[[ RAW DATA, beginning ]]

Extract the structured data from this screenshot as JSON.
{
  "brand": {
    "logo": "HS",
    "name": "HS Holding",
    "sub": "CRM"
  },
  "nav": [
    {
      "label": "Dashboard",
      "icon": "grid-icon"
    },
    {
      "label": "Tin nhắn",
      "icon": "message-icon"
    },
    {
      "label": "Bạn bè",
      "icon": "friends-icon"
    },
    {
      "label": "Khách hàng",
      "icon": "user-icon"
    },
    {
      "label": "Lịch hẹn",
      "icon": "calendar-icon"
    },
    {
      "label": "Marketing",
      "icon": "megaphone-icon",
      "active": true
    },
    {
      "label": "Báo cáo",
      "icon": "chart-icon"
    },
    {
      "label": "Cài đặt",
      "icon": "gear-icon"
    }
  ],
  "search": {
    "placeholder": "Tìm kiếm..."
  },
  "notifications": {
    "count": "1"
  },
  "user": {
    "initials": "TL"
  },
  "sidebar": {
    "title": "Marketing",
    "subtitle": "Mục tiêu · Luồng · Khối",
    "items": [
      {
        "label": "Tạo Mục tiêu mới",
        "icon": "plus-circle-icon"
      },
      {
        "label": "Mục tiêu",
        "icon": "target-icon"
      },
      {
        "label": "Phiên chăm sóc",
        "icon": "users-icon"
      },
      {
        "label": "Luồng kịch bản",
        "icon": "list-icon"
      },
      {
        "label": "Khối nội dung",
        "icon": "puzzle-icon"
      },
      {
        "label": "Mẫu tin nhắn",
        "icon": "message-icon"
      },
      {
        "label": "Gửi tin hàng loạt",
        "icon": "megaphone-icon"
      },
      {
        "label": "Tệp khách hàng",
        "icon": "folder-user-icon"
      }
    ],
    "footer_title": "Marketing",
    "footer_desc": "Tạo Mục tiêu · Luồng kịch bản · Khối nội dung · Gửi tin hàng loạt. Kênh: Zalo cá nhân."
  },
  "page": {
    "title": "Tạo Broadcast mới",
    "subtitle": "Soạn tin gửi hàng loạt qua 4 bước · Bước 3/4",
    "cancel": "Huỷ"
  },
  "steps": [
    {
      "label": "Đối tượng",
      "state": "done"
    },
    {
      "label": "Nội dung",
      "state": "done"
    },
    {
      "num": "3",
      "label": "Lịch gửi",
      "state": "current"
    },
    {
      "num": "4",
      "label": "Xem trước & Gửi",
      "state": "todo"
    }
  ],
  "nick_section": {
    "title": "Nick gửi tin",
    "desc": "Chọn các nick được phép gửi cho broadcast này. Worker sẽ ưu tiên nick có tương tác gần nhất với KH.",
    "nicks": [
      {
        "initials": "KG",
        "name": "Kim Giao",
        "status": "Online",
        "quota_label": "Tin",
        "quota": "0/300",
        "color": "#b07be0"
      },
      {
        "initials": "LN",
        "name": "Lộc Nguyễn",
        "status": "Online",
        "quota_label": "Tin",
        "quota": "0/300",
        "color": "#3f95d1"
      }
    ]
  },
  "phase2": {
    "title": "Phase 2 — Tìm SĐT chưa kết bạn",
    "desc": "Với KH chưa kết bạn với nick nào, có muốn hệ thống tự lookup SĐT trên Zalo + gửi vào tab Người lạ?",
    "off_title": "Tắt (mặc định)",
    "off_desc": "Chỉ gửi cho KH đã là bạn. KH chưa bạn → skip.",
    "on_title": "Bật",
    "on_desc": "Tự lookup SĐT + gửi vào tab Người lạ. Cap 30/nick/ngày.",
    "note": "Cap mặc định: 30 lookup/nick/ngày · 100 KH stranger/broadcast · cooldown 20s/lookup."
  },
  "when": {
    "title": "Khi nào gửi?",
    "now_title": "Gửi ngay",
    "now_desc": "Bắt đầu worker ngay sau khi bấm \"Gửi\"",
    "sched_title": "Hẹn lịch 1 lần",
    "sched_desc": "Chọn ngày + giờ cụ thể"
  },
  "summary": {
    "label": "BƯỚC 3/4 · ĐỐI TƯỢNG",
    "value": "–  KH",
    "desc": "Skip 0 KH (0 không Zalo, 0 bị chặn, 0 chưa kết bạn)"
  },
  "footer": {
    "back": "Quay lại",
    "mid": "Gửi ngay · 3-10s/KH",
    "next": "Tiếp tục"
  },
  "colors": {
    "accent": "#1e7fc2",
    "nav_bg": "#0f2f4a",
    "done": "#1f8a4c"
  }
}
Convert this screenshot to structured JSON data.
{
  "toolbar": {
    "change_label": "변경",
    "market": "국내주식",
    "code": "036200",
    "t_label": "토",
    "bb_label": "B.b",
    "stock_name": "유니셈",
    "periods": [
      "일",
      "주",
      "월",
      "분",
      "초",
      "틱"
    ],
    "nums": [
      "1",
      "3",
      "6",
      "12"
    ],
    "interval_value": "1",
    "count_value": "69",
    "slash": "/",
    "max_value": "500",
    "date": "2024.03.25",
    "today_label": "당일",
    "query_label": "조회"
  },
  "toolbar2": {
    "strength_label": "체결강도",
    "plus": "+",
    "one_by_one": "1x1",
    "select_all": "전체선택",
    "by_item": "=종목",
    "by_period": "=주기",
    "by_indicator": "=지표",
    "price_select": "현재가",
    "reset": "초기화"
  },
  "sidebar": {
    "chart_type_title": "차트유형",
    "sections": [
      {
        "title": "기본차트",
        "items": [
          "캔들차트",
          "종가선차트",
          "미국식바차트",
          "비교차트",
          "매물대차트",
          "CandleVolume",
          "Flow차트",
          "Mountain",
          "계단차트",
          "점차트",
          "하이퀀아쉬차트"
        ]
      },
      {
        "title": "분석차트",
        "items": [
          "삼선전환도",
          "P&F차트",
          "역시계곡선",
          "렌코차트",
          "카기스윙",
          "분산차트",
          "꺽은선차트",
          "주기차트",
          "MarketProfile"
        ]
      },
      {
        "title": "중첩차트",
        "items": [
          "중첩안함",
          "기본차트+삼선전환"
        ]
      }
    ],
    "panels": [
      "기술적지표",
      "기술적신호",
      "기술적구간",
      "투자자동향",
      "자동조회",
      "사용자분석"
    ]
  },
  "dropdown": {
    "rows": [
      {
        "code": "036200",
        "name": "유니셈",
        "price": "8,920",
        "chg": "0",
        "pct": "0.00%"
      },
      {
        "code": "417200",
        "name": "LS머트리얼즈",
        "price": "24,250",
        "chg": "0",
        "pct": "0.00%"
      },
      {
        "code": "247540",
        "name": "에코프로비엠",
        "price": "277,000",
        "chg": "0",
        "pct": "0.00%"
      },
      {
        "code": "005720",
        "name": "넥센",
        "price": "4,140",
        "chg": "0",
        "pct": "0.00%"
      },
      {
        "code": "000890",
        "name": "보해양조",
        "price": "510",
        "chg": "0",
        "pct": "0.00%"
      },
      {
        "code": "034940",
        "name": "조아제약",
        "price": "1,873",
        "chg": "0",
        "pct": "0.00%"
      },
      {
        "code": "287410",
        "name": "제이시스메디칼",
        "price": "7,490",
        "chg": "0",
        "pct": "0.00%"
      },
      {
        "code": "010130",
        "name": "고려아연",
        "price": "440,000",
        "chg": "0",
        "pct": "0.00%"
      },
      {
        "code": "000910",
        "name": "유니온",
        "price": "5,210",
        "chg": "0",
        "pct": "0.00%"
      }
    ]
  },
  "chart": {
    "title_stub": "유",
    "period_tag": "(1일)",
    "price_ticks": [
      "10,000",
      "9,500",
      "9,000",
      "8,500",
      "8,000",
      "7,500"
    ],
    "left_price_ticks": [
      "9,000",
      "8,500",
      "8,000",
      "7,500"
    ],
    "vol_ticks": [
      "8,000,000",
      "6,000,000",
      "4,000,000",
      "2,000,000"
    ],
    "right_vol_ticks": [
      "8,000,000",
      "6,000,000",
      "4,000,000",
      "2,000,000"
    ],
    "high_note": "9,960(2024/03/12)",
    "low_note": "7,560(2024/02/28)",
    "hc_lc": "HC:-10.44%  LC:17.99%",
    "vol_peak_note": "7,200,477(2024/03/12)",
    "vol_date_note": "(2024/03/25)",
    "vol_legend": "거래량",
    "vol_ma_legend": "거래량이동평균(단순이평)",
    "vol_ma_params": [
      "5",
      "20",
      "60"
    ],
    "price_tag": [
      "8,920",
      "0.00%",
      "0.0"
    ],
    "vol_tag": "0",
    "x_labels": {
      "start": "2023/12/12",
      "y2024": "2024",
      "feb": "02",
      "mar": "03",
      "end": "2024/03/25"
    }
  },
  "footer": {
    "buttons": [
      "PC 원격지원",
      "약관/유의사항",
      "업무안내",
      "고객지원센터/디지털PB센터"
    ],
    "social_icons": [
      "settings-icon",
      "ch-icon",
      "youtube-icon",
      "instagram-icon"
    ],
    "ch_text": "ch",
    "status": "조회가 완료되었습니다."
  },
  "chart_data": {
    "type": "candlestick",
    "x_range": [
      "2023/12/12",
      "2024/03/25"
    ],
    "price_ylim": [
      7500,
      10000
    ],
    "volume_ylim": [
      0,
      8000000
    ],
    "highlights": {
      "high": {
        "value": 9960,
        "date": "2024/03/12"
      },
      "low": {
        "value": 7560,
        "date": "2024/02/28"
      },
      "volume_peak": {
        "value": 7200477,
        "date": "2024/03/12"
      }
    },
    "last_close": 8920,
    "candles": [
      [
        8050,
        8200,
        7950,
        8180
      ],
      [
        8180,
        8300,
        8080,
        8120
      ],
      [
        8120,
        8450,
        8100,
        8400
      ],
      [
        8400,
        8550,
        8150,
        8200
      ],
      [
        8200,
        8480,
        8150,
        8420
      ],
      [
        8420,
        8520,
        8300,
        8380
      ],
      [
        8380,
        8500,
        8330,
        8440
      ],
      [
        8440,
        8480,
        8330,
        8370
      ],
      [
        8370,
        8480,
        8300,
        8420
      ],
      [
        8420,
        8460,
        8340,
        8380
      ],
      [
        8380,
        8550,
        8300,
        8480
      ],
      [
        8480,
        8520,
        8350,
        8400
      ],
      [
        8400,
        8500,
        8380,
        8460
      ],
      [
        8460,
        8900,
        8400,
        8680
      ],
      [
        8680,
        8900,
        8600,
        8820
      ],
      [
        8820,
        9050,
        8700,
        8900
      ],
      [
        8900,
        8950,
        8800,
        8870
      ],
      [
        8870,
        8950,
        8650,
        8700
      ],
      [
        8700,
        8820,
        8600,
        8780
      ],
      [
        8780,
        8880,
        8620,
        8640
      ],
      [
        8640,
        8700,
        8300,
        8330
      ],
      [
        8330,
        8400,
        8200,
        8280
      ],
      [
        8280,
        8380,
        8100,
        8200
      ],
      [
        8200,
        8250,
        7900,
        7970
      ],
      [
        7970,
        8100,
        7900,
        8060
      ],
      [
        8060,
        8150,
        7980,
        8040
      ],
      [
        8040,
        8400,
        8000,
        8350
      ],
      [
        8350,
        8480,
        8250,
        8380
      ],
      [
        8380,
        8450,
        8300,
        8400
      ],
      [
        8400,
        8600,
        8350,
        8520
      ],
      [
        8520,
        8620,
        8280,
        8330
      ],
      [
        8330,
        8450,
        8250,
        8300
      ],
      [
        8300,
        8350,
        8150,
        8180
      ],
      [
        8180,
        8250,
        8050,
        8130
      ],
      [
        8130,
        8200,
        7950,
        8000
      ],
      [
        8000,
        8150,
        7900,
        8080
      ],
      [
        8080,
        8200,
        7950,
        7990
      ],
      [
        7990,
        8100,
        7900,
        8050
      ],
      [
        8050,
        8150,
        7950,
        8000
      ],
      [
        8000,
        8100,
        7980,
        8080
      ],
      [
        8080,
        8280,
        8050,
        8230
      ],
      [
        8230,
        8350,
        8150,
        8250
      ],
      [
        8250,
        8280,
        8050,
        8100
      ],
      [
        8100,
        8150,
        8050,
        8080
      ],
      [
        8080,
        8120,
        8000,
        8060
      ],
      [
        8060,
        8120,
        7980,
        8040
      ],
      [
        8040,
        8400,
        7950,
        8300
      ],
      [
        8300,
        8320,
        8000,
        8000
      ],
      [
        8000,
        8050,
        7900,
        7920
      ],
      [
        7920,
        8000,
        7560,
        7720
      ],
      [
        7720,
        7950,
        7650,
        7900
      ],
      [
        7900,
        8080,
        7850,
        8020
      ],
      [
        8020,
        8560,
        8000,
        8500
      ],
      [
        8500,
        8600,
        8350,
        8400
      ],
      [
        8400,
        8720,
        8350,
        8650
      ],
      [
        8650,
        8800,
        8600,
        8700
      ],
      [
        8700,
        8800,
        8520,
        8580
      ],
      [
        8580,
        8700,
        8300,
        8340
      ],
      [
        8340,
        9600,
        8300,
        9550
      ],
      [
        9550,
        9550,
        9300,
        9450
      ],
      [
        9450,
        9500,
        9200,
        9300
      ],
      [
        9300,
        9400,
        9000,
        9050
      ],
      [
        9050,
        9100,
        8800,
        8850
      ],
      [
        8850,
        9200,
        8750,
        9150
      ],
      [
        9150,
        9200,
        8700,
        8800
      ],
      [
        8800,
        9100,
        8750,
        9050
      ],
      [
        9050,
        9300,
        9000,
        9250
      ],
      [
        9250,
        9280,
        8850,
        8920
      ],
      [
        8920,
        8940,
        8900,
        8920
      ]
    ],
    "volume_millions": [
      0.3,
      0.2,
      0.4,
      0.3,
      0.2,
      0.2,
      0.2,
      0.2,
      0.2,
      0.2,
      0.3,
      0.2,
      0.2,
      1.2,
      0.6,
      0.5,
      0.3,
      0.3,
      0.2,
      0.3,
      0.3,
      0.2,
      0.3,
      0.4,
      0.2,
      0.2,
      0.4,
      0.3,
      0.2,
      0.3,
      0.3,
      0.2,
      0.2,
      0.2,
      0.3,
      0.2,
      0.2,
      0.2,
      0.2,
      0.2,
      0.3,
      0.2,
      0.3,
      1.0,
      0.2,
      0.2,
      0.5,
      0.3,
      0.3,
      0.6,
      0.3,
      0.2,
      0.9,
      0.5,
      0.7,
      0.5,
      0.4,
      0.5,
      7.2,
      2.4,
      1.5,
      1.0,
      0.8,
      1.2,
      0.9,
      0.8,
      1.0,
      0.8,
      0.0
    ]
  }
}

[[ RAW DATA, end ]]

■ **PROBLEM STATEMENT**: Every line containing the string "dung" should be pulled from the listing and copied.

■ **EXPECTED ANSWER**:
        "label": "Khối nội dung",
    "footer_desc": "Tạo Mục tiêu · Luồng kịch bản · Khối nội dung · Gửi tin hàng loạt. Kênh: Zalo cá nhân."
      "label": "Nội dung",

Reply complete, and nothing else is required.